Excerpts from an interface dataset:
•••
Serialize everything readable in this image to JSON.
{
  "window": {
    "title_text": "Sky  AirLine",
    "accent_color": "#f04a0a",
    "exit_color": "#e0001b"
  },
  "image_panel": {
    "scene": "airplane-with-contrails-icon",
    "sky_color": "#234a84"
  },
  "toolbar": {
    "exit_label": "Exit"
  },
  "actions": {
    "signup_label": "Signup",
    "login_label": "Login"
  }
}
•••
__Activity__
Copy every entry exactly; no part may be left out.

__Reply to the exercise__
Serialize everything readable in this image to JSON.
{
  "window": {
    "title_text": "Sky  AirLine",
    "accent_color": "#f04a0a",
    "exit_color": "#e0001b"
  },
  "image_panel": {
    "scene": "airplane-with-contrails-icon",
    "sky_color": "#234a84"
  },
  "toolbar": {
    "exit_label": "Exit"
  },
  "actions": {
    "signup_label": "Signup",
    "login_label": "Login"
  }
}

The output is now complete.